CitationNam, Charles B.; Rogers, Richard G.; & Hummer, Robert A. (1996). Impact of Future Cigarette Smoking Scenarios on Mortality of the Adult Population in the United States, 2000-2050. Social Biology, 43(3-4), 155-168.

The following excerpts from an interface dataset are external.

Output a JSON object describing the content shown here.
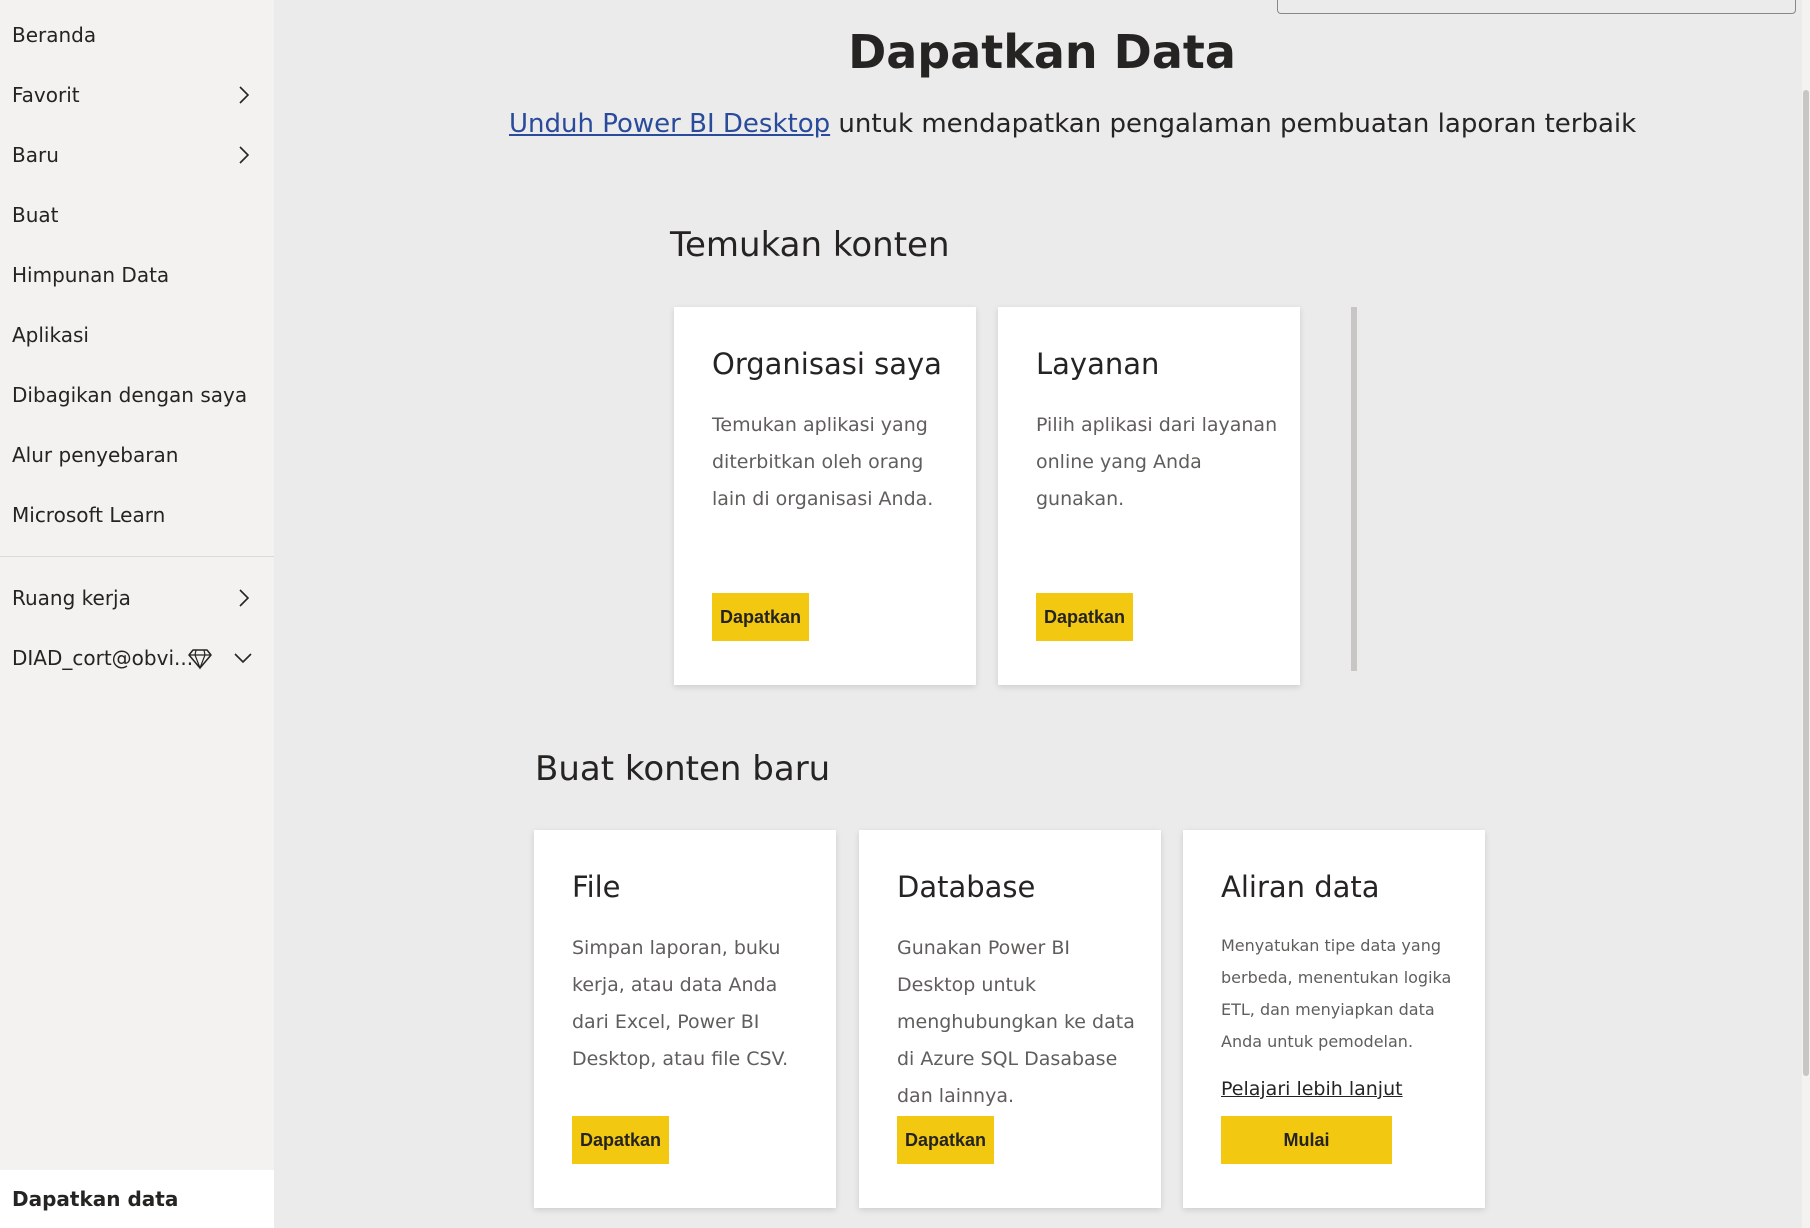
{
  "sidebar": {
    "items": [
      {
        "label": "Beranda"
      },
      {
        "label": "Favorit"
      },
      {
        "label": "Baru"
      },
      {
        "label": "Buat"
      },
      {
        "label": "Himpunan Data"
      },
      {
        "label": "Aplikasi"
      },
      {
        "label": "Dibagikan dengan saya"
      },
      {
        "label": "Alur penyebaran"
      },
      {
        "label": "Microsoft Learn"
      },
      {
        "label": "Ruang kerja"
      },
      {
        "label": "DIAD_cort@obvi..."
      }
    ],
    "bottom_item": {
      "label": "Dapatkan data"
    }
  },
  "header": {
    "title": "Dapatkan Data",
    "download_link": "Unduh Power BI Desktop",
    "subtitle_rest": " untuk mendapatkan pengalaman pembuatan laporan terbaik"
  },
  "discover": {
    "heading": "Temukan konten",
    "cards": [
      {
        "title": "Organisasi saya",
        "description": "Temukan aplikasi yang diterbitkan oleh orang lain di organisasi Anda.",
        "button": "Dapatkan"
      },
      {
        "title": "Layanan",
        "description": "Pilih aplikasi dari layanan online yang Anda gunakan.",
        "button": "Dapatkan"
      }
    ]
  },
  "create": {
    "heading": "Buat konten baru",
    "cards": [
      {
        "title": "File",
        "description": "Simpan laporan, buku kerja, atau data Anda dari Excel, Power BI Desktop, atau file CSV.",
        "button": "Dapatkan"
      },
      {
        "title": "Database",
        "description": "Gunakan Power BI Desktop untuk menghubungkan ke data di Azure SQL Dasabase dan lainnya.",
        "button": "Dapatkan"
      },
      {
        "title": "Aliran data",
        "description": "Menyatukan tipe data yang berbeda, menentukan logika ETL, dan menyiapkan data Anda untuk pemodelan.",
        "link": "Pelajari lebih lanjut",
        "button": "Mulai"
      }
    ]
  },
  "colors": {
    "accent": "#f2c811",
    "link": "#2a4b9b",
    "sidebar_bg": "#f3f2f1",
    "page_bg": "#ebebeb"
  }
}
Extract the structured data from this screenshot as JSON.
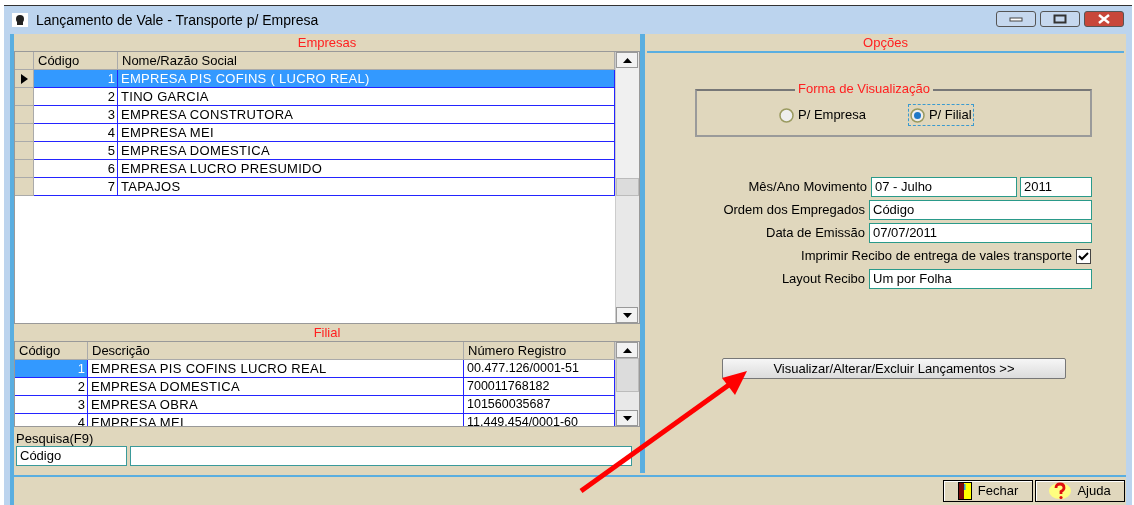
{
  "window": {
    "title": "Lançamento de Vale - Transporte p/ Empresa"
  },
  "empresas": {
    "title": "Empresas",
    "columns": [
      "Código",
      "Nome/Razão Social"
    ],
    "rows": [
      {
        "codigo": "1",
        "nome": "EMPRESA PIS COFINS ( LUCRO REAL)",
        "selected": true
      },
      {
        "codigo": "2",
        "nome": "TINO GARCIA",
        "selected": false
      },
      {
        "codigo": "3",
        "nome": "EMPRESA CONSTRUTORA",
        "selected": false
      },
      {
        "codigo": "4",
        "nome": "EMPRESA MEI",
        "selected": false
      },
      {
        "codigo": "5",
        "nome": "EMPRESA DOMESTICA",
        "selected": false
      },
      {
        "codigo": "6",
        "nome": "EMPRESA LUCRO PRESUMIDO",
        "selected": false
      },
      {
        "codigo": "7",
        "nome": "TAPAJOS",
        "selected": false
      }
    ]
  },
  "filial": {
    "title": "Filial",
    "columns": [
      "Código",
      "Descrição",
      "Número Registro"
    ],
    "rows": [
      {
        "codigo": "1",
        "descricao": "EMPRESA PIS COFINS LUCRO REAL",
        "registro": "00.477.126/0001-51",
        "selected": true
      },
      {
        "codigo": "2",
        "descricao": "EMPRESA DOMESTICA",
        "registro": "700011768182",
        "selected": false
      },
      {
        "codigo": "3",
        "descricao": "EMPRESA OBRA",
        "registro": "101560035687",
        "selected": false
      },
      {
        "codigo": "4",
        "descricao": "EMPRESA MEI",
        "registro": "11.449.454/0001-60",
        "selected": false
      }
    ]
  },
  "pesquisa": {
    "label": "Pesquisa(F9)",
    "field": "Código"
  },
  "opcoes": {
    "title": "Opções",
    "group": {
      "title": "Forma de Visualização",
      "options": [
        {
          "label": "P/ Empresa",
          "selected": false
        },
        {
          "label": "P/ Filial",
          "selected": true
        }
      ]
    },
    "fields": [
      {
        "kind": "pair",
        "label": "Mês/Ano Movimento",
        "value": "07 - Julho",
        "value2": "2011"
      },
      {
        "kind": "text",
        "label": "Ordem dos Empregados",
        "value": "Código"
      },
      {
        "kind": "text",
        "label": "Data de Emissão",
        "value": "07/07/2011"
      },
      {
        "kind": "check",
        "label": "Imprimir Recibo de entrega de vales transporte",
        "checked": true
      },
      {
        "kind": "text",
        "label": "Layout Recibo",
        "value": "Um por Folha"
      }
    ],
    "button": "Visualizar/Alterar/Excluir Lançamentos >>"
  },
  "footer_buttons": [
    {
      "kind": "close",
      "label": "Fechar"
    },
    {
      "kind": "help",
      "label": "Ajuda"
    }
  ]
}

AbstractThe prevalence of cigarette smoking in the United States has declined over the past few decades. However, some leveling-off in prevalence rates has been observed in recent years, and the rate for teenagers and young adults has even turned upward. This paper considers four alternative scenarios of future cigarette smoking patterns in the United States for the population 25 and over and measures the impact these different scenarios would have on excess mortality due to smoking and on the sex and age distributions of deaths. Scenarios reflecting higher levels of smoking prevalence produce considerably more deaths than scenarios tied to lower levels. As many as two and one-half million excess deaths would take place in the decade of the 2020's if a high prevalence, rather than low prevalence, assumption proves correct. Even when a constant prevalence, assumption proves correct. Even when a constant prevalence assumption is compared with a moderately-declining prevalence assumption, as many as one million excess deaths would be generated during that decade alone. Lowering smoking prevalence rates would also change the population sex ratio by reducing deaths for males more than deaths for females, and by contributing to the aging of the population. The results are interpreted in terms of the overall impact of smoking on mortality and with regard to public and private policy decisions related to cigarette smoking.
Reference TypeJournal Article
Journal TitleSocial Biology
Series TitleSoc Biol 1997 Fall-Winter;44(3-4):294.
Author(s)Nam, Charles B.
Rogers, Richard G.
Hummer, Robert A.